During the height of the coronavirus pandemic, a handful of specialized nurses and medics – all Citizen Soldiers and Airmen with the Delaware National Guard – cared for more than a dozen COVID-19 patients at the Delaware Psychiatric Center.
A total of 12 medical professionals with the Delaware Guard posted to the Delaware Psychiatric Center (DPC) after learning that a half dozen patients and three staff members tested positive for COVID-19 in early April.
According to the Delaware Division of Public Health, the patients were isolated within a unit at DPC, and staff members self-isolated at their respective homes.
For psychiatric patients, isloation created an extra layer of stress and anxiety, especially with the reduced staff.
On April 11, Delaware Emergency Management Agency (DEMA) asked the National Guard to provide medical personnel to augment the remaining staff at the psychiatric center, a state-operated facility on the grounds of the Herman M. Holloway Sr. Health and Social Services Campus.
In two days, the National Guard assembled, in-processed, and deployed a medical team under the umbrella of its Joint Task Force Medical, an element founded amid the pandemic to support health-related operations across the First State.

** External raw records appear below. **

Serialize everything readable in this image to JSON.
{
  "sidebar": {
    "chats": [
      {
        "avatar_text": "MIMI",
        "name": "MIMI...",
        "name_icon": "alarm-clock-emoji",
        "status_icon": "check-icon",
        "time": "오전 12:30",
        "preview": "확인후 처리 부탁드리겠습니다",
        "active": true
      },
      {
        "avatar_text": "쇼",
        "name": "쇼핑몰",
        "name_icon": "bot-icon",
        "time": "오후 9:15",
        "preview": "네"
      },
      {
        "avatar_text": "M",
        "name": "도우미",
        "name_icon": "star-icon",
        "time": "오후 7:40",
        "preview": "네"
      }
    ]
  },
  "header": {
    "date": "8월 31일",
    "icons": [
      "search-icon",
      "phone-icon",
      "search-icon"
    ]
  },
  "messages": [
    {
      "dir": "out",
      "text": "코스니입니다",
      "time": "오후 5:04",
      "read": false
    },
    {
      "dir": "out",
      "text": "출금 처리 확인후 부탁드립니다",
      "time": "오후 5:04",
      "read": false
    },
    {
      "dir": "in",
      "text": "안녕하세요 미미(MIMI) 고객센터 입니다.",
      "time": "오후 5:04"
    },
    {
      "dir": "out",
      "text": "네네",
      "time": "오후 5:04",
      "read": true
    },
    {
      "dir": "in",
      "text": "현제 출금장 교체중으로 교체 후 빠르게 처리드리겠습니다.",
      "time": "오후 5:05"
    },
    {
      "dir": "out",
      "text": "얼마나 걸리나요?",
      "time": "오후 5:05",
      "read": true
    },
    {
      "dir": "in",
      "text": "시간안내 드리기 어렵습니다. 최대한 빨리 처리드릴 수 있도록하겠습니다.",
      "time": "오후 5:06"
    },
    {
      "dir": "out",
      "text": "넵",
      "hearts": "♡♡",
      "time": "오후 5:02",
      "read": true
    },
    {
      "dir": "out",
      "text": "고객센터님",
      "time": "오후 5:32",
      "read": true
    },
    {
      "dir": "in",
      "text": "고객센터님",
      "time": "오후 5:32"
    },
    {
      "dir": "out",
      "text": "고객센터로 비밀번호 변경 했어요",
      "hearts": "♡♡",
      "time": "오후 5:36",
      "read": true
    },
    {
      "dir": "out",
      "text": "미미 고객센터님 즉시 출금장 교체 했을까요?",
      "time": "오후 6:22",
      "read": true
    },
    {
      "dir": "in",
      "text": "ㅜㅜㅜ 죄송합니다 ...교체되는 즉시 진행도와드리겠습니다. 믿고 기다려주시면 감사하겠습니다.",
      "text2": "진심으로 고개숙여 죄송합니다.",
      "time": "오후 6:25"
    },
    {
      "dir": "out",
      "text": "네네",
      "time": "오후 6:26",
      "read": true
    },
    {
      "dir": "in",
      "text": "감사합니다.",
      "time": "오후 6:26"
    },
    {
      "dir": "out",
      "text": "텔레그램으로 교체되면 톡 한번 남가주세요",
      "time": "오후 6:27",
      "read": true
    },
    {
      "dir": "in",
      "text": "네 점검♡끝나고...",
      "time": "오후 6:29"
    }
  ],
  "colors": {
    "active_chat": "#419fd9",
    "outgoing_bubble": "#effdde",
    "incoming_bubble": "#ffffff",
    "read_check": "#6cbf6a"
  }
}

“The Delaware National Guard has always prided itself on being ready at a moment’s notice,” said Maj. Gen. Michael Berry, the adjutant general of the Delaware National Guard. “The speed in which the joint team of nurses and medics was able to assume its support mission and seamlessly augment their DHSS counterparts and care for our neighbors – who are patients there – lives up to the Always Ready, Always There motto of the National Guard.”
Gov. John Carney, who serves as commander-in-chief of the Delaware National Guard, spoke in May with Guard leadership about the service members at DPC.
“With the outbreak there, and the degree of confidence that your people – just being there, just their presence – instilled in the staff, enabling them to go to work, and to do the important work they do, is just incredible,” said Carney. “I just can’t thank the men and women of the guard enough.”
The Guard organized across three different shifts to deliver 24-hour care for patients in the COVID-19 isolation unit.
Maj. Debbie Hoffmann spearheaded the effort to train medical team personnel and procure equipment so they themselves would not be at risk of contracting the disease.
Hoffmann, a flight nurse with the Delaware Air National Guard’s 142nd Aeromedical Evacuation Squadron, works full time as a registered nurse at Vanderbilt University Medical Center.
“I float to every different clinic that Vanderbilt has, and three weeks before I came on this mission, I was working in the COVID testing center. We had 10 of them set up, and we were testing 1,000 patients a day, and I learned all about how to keep safe there [and] how not to get exposed.”
“We got everybody ready and trained to do it the right way – to keep any more patients from getting the disease,” Hoffmann said.
“This isn’t a medical facility, it’s a psychiatric center, so they’re not used to taking care of medical patients,” she added. “They’re used to them being here for their psychiatric reasons.”
A few Soldiers and Airmen posted at the psychiatric center, when asked in early May, said the guard group’s medical training and real-world experience significantly contributed to such a unique mission.
“Our military etiquette and our military mannerisms are bringing a calmness to the staff and the patients,” said Sgt. Ed Graves, a combat medic with the Delaware Army National Guard, who on the civilian side works as an EMT for Nemours/Alfred I. duPont Hospital for Children and the American Legion Ambulance Services.
“The mission is important because we’re actually helping people, and we’re helping people in our state of Delaware,” Graves said. “This whole COVID-19 thing has really put a lot of stressors on vulnerable elements on the population, which are in this center, and with us coming in, we’re able to take care of these patients.”
The Guard’s support mission, which ran from mid-April to mid-May, ended with 14-day precautionary quarantines by its service members.
“I think the take away was that this mission was a unique and undefined role that highlighted that the Guard could handle diverse missions than what our stereotypical role of assisting in times of civil unrest,” Graves said. “The same goes for our food distribution and testing support [missions].”
“I am grateful to have the opportunity to work side by side with our brave soldiers and airmen in scrubs,” said Maj. Lixin Wang, a nurse practitioner with the Delaware Army National Guard. “We shared knowledge and expertise and supported each other every day and grew our friendships during the mission.”
“Even though I hope [that] we do not have to experience a pandemic again in my life, I was happy with my ability to contribute,” Graves said. “It was a satisfying mission. I think I speak for everyone on that.”
All photos courtesy of U.S. Army National Guard